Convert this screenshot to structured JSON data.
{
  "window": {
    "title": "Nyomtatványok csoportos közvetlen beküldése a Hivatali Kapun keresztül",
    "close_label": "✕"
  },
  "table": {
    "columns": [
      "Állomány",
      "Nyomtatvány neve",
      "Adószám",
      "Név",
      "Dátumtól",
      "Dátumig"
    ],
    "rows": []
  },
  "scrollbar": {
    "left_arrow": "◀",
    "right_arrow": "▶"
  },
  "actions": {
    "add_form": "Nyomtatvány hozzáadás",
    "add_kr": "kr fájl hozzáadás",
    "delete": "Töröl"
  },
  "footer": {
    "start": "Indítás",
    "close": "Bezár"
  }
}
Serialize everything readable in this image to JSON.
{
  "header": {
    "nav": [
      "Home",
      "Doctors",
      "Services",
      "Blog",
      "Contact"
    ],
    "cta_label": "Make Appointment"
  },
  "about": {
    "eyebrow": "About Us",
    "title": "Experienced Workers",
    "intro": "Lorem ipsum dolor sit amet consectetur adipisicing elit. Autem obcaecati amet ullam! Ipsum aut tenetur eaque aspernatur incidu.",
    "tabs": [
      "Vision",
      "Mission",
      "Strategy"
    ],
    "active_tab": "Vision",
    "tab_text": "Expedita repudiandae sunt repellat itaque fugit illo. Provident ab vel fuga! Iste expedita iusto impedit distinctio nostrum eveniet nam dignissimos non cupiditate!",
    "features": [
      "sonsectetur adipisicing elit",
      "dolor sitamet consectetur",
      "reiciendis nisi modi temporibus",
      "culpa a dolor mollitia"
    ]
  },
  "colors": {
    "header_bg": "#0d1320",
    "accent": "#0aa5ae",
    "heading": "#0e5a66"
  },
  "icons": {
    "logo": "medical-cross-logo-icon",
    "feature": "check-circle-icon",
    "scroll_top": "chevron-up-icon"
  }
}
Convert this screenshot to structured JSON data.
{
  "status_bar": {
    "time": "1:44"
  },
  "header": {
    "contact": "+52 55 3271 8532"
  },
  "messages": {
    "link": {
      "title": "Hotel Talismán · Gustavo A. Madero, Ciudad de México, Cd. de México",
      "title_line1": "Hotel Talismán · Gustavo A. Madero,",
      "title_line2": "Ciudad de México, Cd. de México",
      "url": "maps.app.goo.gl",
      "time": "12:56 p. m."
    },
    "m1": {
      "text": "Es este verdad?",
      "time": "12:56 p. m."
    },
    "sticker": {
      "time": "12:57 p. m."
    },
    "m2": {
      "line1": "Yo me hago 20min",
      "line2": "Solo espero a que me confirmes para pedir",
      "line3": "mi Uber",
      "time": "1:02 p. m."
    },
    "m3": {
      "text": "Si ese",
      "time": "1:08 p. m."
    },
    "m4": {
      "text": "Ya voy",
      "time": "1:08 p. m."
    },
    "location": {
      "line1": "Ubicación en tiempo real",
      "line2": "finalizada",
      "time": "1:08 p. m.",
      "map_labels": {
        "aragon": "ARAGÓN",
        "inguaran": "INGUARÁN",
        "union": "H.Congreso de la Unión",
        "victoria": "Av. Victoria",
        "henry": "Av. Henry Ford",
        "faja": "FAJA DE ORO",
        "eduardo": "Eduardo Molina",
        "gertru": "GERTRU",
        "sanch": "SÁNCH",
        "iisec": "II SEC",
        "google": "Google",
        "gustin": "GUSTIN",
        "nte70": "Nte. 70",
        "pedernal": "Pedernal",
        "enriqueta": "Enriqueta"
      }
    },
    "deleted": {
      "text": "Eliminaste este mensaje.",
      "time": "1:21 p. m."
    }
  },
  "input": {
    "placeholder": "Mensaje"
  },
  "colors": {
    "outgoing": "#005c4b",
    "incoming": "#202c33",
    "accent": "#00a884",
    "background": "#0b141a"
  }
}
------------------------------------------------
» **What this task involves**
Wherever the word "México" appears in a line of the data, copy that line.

» **Answer for this exercise**
      "title": "Hotel Talismán · Gustavo A. Madero, Ciudad de México, Cd. de México",
      "title_line2": "Ciudad de México, Cd. de México",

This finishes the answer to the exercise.